The lecture is followed by a debate:
Strategies for human rights activism & defense in populist times.
Panel: Pavel Chikov (Agora, Russia) and Adrian Jjuuko, (Hrapf, Uganda), Howard Morrison (President of the Appeals Division, International Criminal Court). Moderator: Marthe Sleire Engdahl.
The seminar is a a collaboration with the Rafto Foundation for Human Rights, and a part of the 2017 Bergen Exchanges on Law & Social Transformation’s special focus area Effects of Transitional Justice.
The event is free and open to all, and will be followed by reception at the Rafto House (by invitation).
Link to Facebook-event here.
Kathryn Sikkink is the Ryan Family Professor of Human Rights Policy at the Kennedy School of Government, and the Carol K. PforzheimerProfessor at the Radcliffe Institute for Advanced Study. Sikkink is an international relations scholar best known for her work on human rights, international norms, transnational advocacy networks and social movements, and transitional justice.Her books have been awarded prizes, including the Grawemeyer Award, the Robert F. Kennedy Center Book Award, and the WOLA/Duke University Award.
Sikkink’s forthcoming book Evidence for Hope: Making Human Rights Work in the 21st Century (Princeton University Press, 2017) documents the legitimacy and effectiveness of human rights law, institutions, and movements.

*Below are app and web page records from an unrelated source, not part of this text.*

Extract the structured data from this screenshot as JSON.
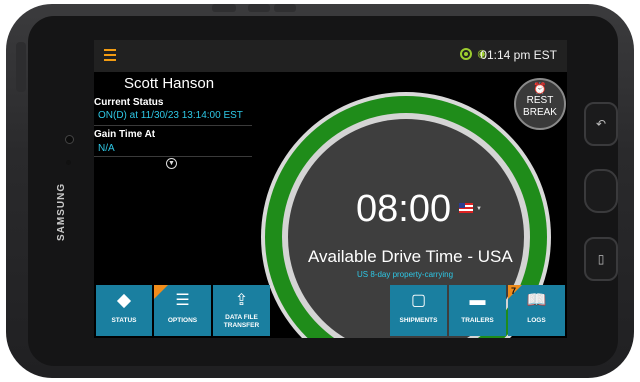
{
  "device": {
    "brand": "SAMSUNG"
  },
  "header": {
    "time": "01:14 pm EST"
  },
  "driver": {
    "name": "Scott Hanson"
  },
  "current_status": {
    "label": "Current Status",
    "value": "ON(D) at 11/30/23 13:14:00 EST"
  },
  "gain_time": {
    "label": "Gain Time At",
    "value": "N/A"
  },
  "gauge": {
    "timer": "08:00",
    "label": "Available Drive Time - USA",
    "ruleset": "US 8-day property-carrying",
    "country_flag": "us-flag-icon",
    "colors": {
      "ring": "#1f8c1a",
      "accent_text": "#2ec8e6"
    }
  },
  "rest_break": {
    "line1": "REST",
    "line2": "BREAK"
  },
  "toolbar": {
    "status": "STATUS",
    "options": "OPTIONS",
    "data_file_line1": "DATA FILE",
    "data_file_line2": "TRANSFER",
    "shipments": "SHIPMENTS",
    "trailers": "TRAILERS",
    "logs": "LOGS",
    "logs_badge": "7"
  },
  "colors": {
    "tile": "#1a7fa0",
    "menu": "#f39c12",
    "gps": "#9ccc2f"
  }
}
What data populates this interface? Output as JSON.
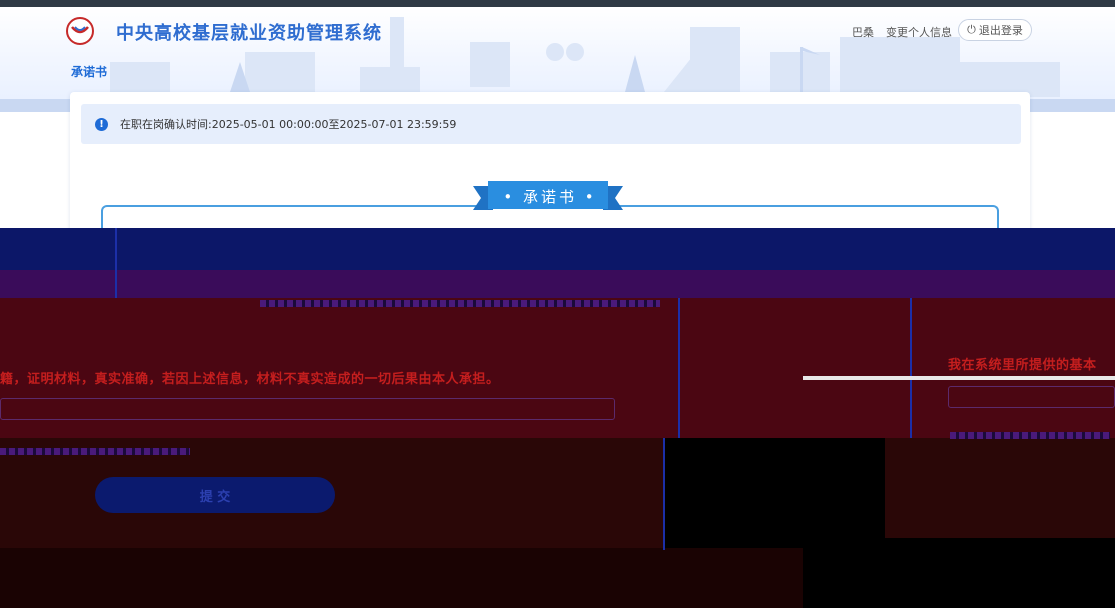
{
  "header": {
    "app_title": "中央高校基层就业资助管理系统",
    "page_tab": "承诺书",
    "user_name": "巴桑",
    "edit_profile_label": "变更个人信息",
    "logout_label": "退出登录",
    "logo_icon": "university-emblem-icon",
    "logout_icon": "power-icon"
  },
  "notice": {
    "icon": "info-icon",
    "text": "在职在岗确认时间:2025-05-01 00:00:00至2025-07-01 23:59:59"
  },
  "letter": {
    "ribbon_title": "•  承诺书  •"
  },
  "garbled": {
    "statement_left": "籍，证明材料，真实准确，若因上述信息，材料不真实造成的一切后果由本人承担。",
    "statement_right": "我在系统里所提供的基本",
    "submit_label": "提 交"
  },
  "colors": {
    "brand_blue": "#2f6dd0",
    "accent_blue": "#1e6bd6",
    "notice_bg": "#e6eefc",
    "ribbon_blue": "#2a8ee0",
    "warning_red": "#c41e1e"
  }
}
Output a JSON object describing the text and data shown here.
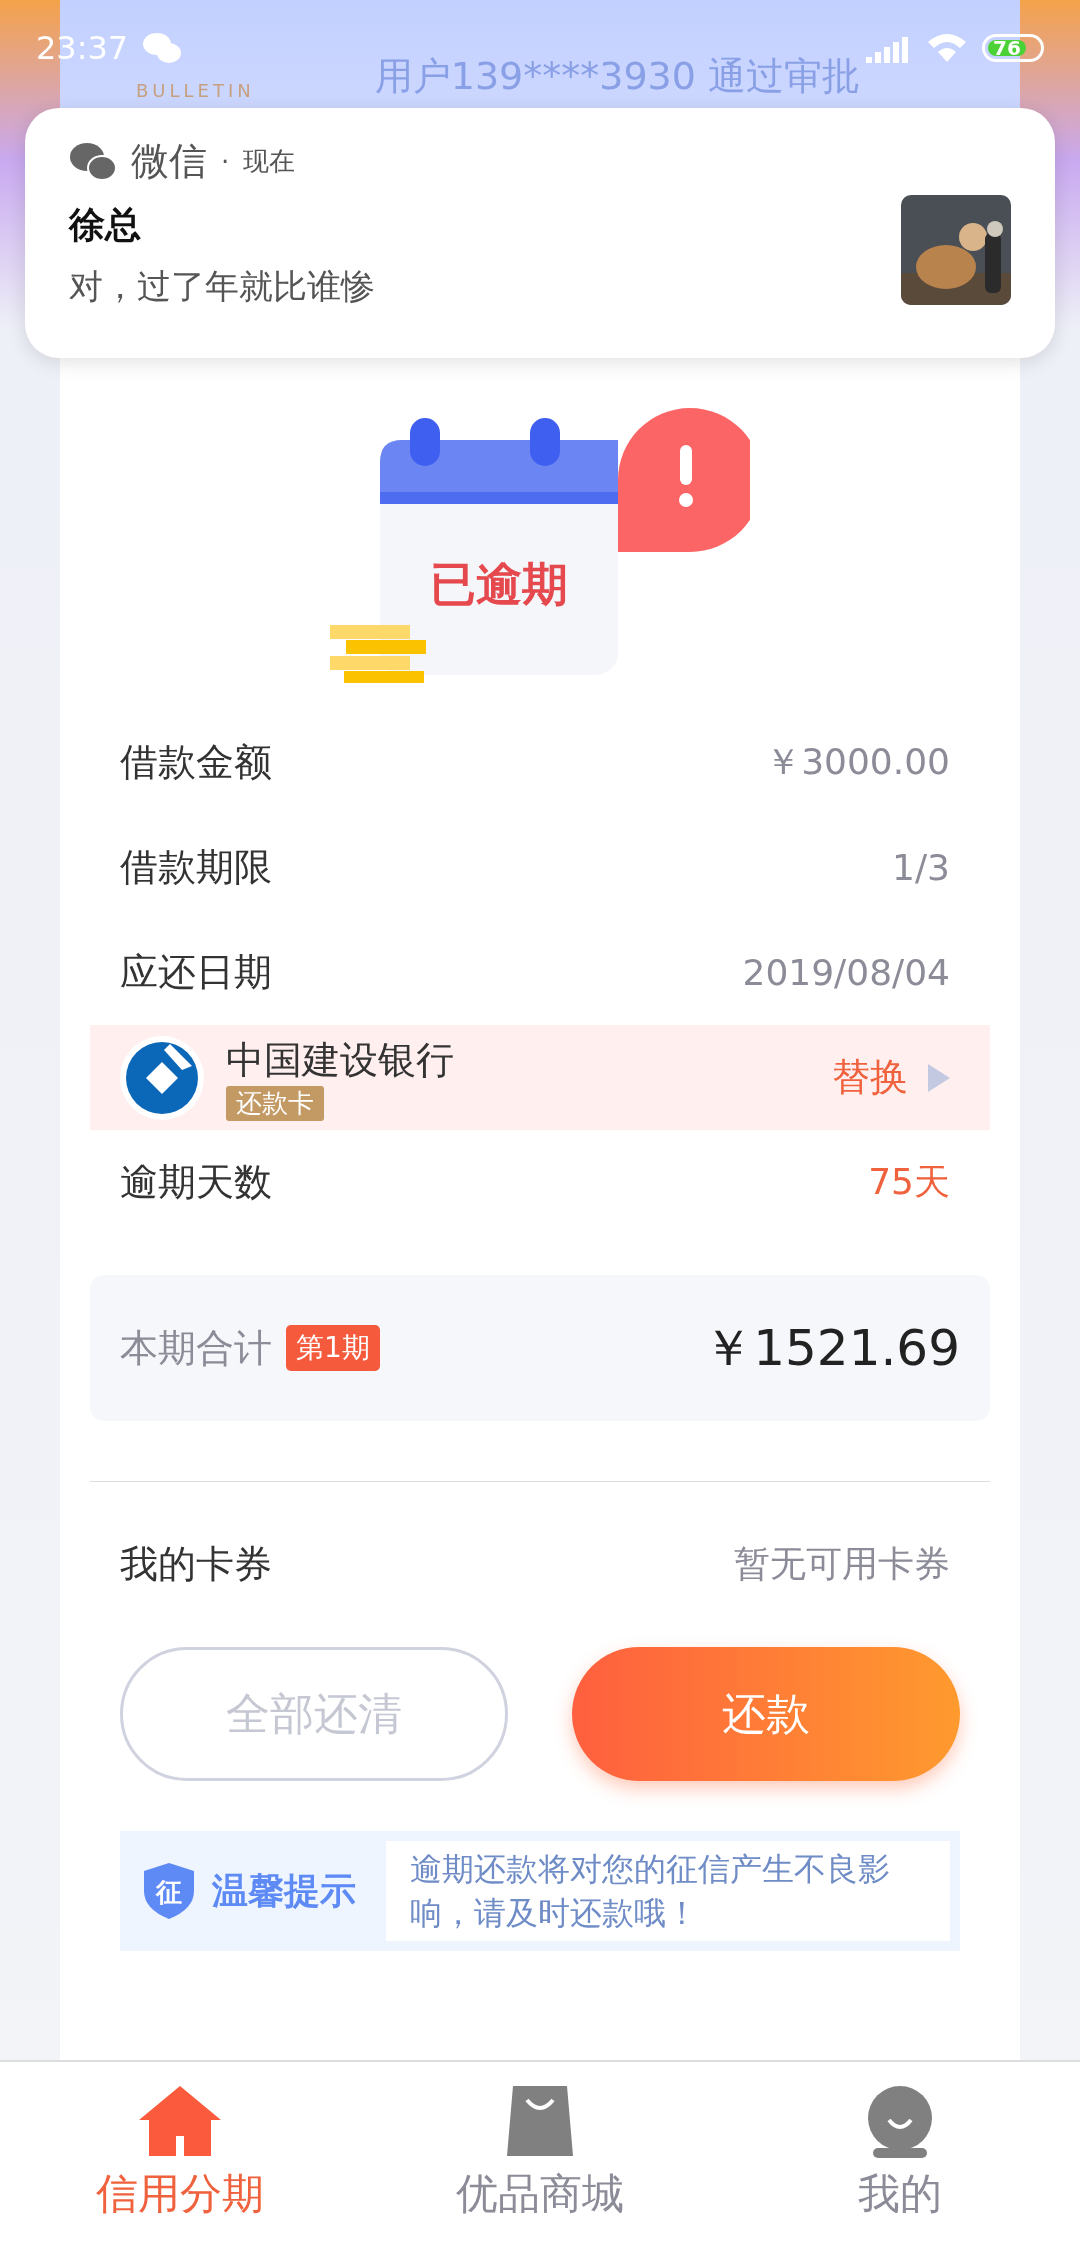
{
  "status_bar": {
    "time": "23:37",
    "battery": "76"
  },
  "bulletin": {
    "logo_sub": "BULLETIN",
    "lines": [
      "用户139****3930 通过审批"
    ]
  },
  "notification": {
    "app": "微信",
    "separator": "·",
    "time": "现在",
    "sender": "徐总",
    "message": "对，过了年就比谁惨"
  },
  "status_illustration": {
    "label": "已逾期"
  },
  "details": [
    {
      "label": "借款金额",
      "value": "￥3000.00",
      "highlight": false
    },
    {
      "label": "借款期限",
      "value": "1/3",
      "highlight": false
    },
    {
      "label": "应还日期",
      "value": "2019/08/04",
      "highlight": false
    }
  ],
  "bank_card": {
    "name": "中国建设银行",
    "tag": "还款卡",
    "action": "替换"
  },
  "overdue": {
    "label": "逾期天数",
    "value": "75天",
    "highlight": true
  },
  "total": {
    "label": "本期合计",
    "badge": "第1期",
    "amount": "￥1521.69"
  },
  "coupon": {
    "label": "我的卡券",
    "value": "暂无可用卡券"
  },
  "buttons": [
    {
      "label": "全部还清",
      "kind": "outline"
    },
    {
      "label": "还款",
      "kind": "primary"
    }
  ],
  "tip": {
    "shield_label": "征",
    "title": "温馨提示",
    "text": "逾期还款将对您的征信产生不良影响，请及时还款哦！"
  },
  "tab_bar": [
    {
      "label": "信用分期",
      "selected": true
    },
    {
      "label": "优品商城",
      "selected": false
    },
    {
      "label": "我的",
      "selected": false
    }
  ]
}
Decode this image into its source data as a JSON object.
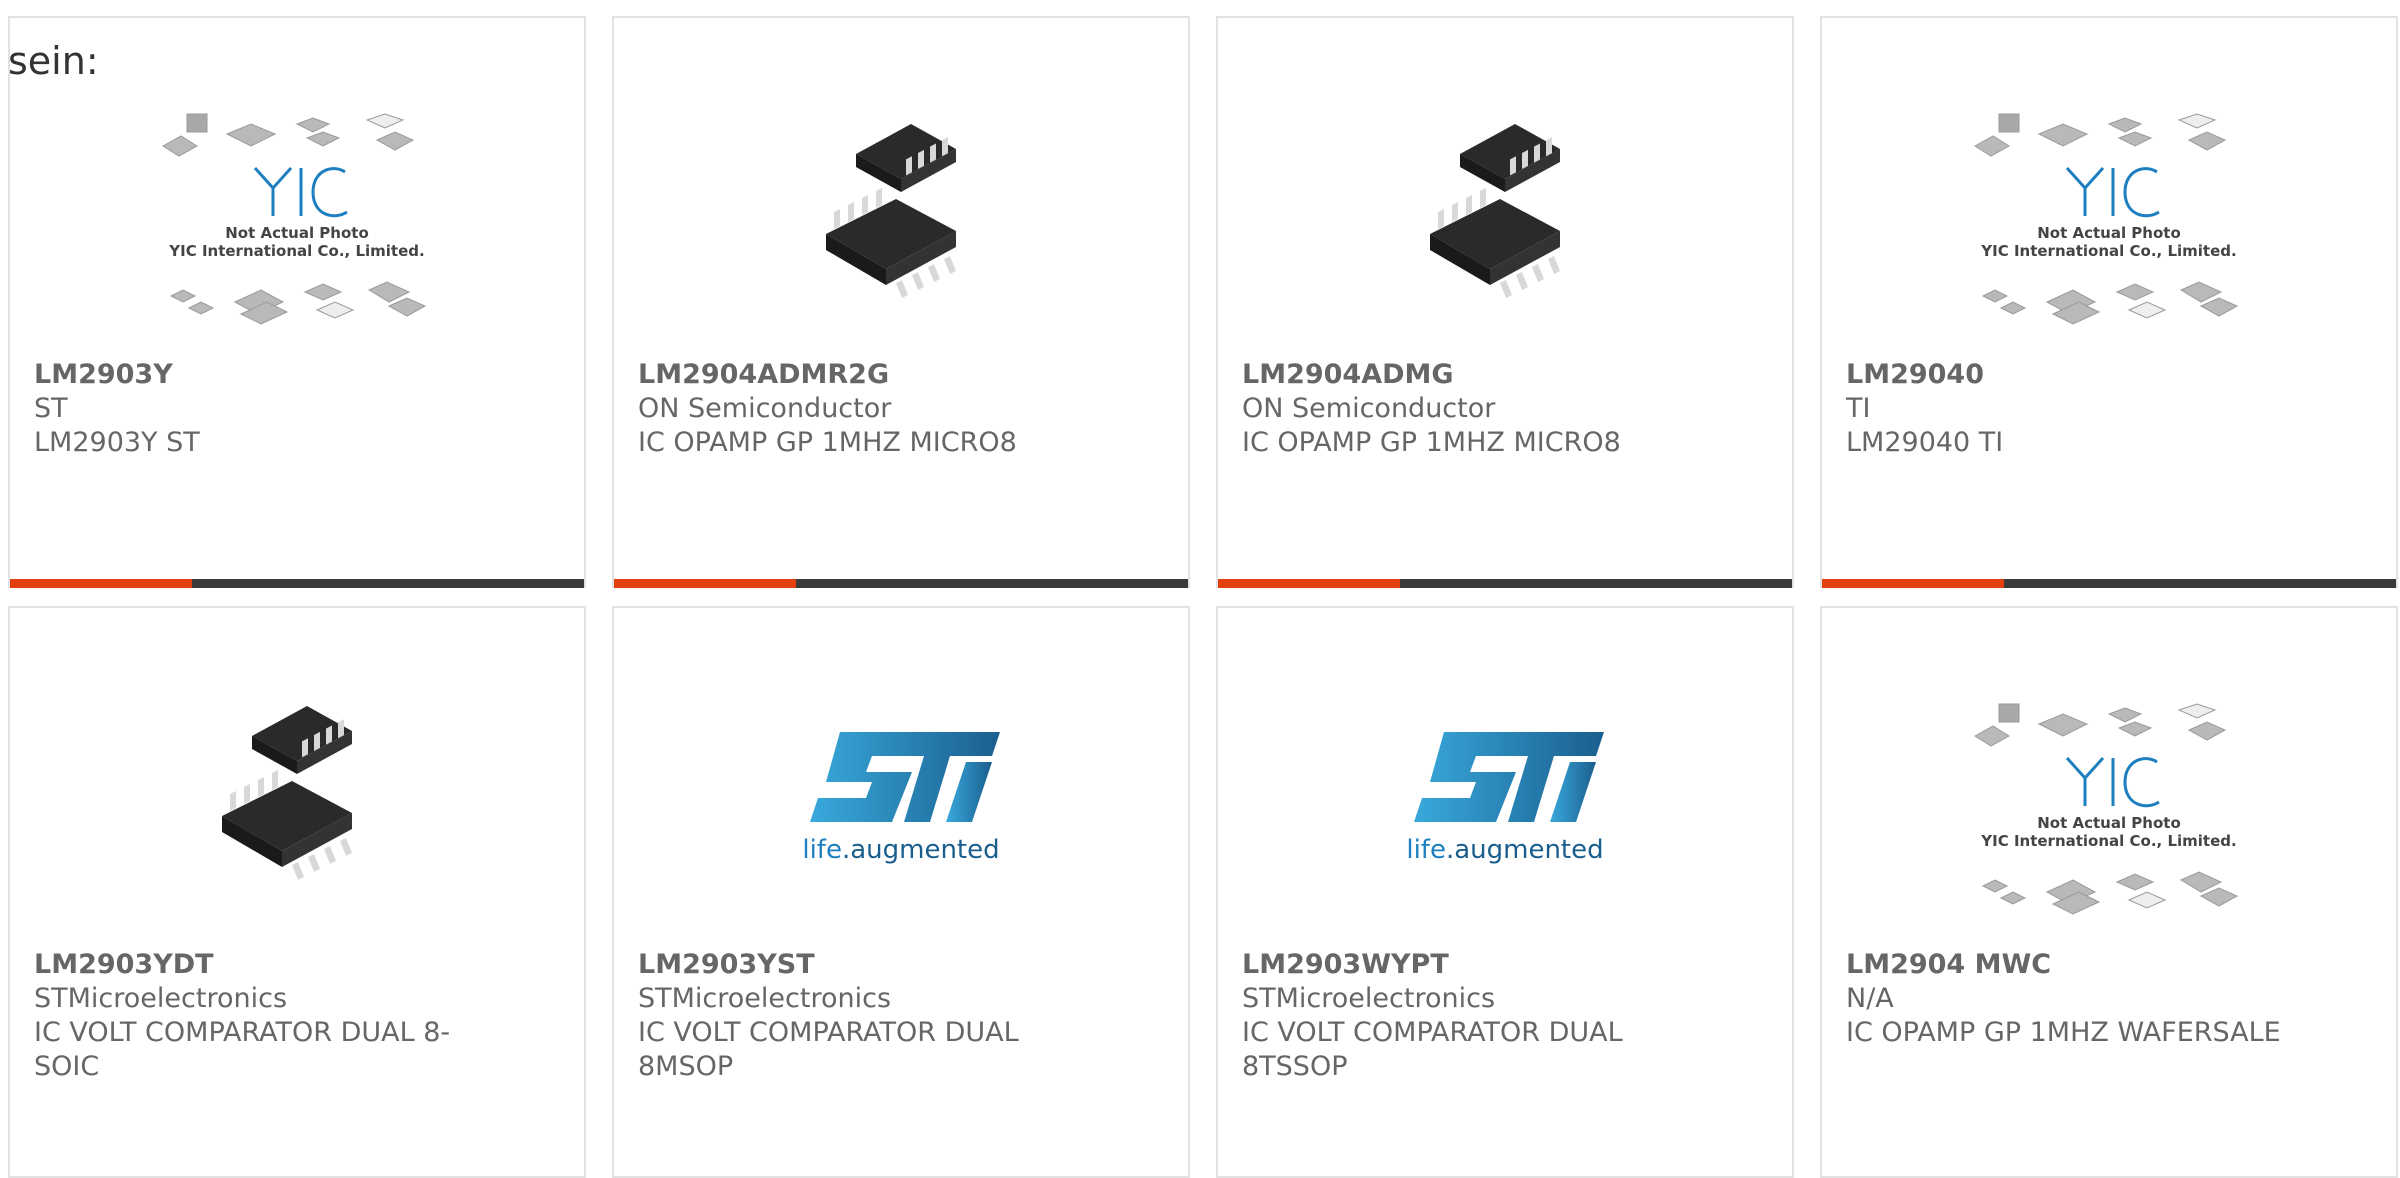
{
  "intro": "sein:",
  "colors": {
    "accent": "#e2410f",
    "bar": "#3a3a3a",
    "text": "#666666",
    "border": "#e2e2e2",
    "st_blue": "#1e7fc0"
  },
  "placeholder": {
    "line1": "Not Actual Photo",
    "line2": "YIC International Co., Limited.",
    "logo": "YIC"
  },
  "st_logo": {
    "tagline_part1": "life",
    "tagline_part2": ".augmented"
  },
  "products": [
    {
      "part": "LM2903Y",
      "manufacturer": "ST",
      "description": "LM2903Y ST",
      "image": "placeholder"
    },
    {
      "part": "LM2904ADMR2G",
      "manufacturer": "ON Semiconductor",
      "description": "IC OPAMP GP 1MHZ MICRO8",
      "image": "chip"
    },
    {
      "part": "LM2904ADMG",
      "manufacturer": "ON Semiconductor",
      "description": "IC OPAMP GP 1MHZ MICRO8",
      "image": "chip"
    },
    {
      "part": "LM29040",
      "manufacturer": "TI",
      "description": "LM29040 TI",
      "image": "placeholder"
    },
    {
      "part": "LM2903YDT",
      "manufacturer": "STMicroelectronics",
      "description": "IC VOLT COMPARATOR DUAL 8-SOIC",
      "image": "chip"
    },
    {
      "part": "LM2903YST",
      "manufacturer": "STMicroelectronics",
      "description": "IC VOLT COMPARATOR DUAL 8MSOP",
      "image": "st-logo"
    },
    {
      "part": "LM2903WYPT",
      "manufacturer": "STMicroelectronics",
      "description": "IC VOLT COMPARATOR DUAL 8TSSOP",
      "image": "st-logo"
    },
    {
      "part": "LM2904 MWC",
      "manufacturer": "N/A",
      "description": "IC OPAMP GP 1MHZ WAFERSALE",
      "image": "placeholder"
    }
  ]
}
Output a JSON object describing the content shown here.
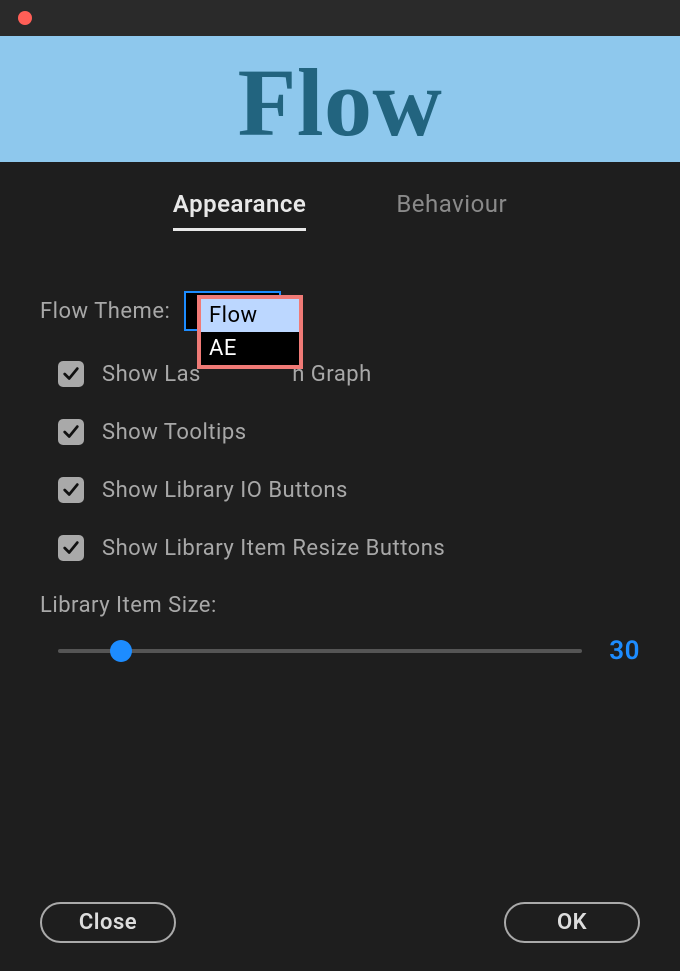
{
  "banner": {
    "logo_text": "Flow"
  },
  "tabs": {
    "appearance": "Appearance",
    "behaviour": "Behaviour",
    "active": "appearance"
  },
  "theme": {
    "label": "Flow Theme:",
    "selected": "Flow",
    "options": [
      "Flow",
      "AE"
    ]
  },
  "checks": {
    "show_graph_label_pre": "Show Las",
    "show_graph_label_post": "n Graph",
    "tooltips": "Show Tooltips",
    "io": "Show Library IO Buttons",
    "resize": "Show Library Item Resize Buttons"
  },
  "slider": {
    "label": "Library Item Size:",
    "value": "30",
    "percent": 12
  },
  "footer": {
    "close": "Close",
    "ok": "OK"
  }
}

Sikkink has been a Fulbright Scholar in Argentina and a Guggenheim fellow. Sikkink holds an MA and Ph.D. from Columbia University.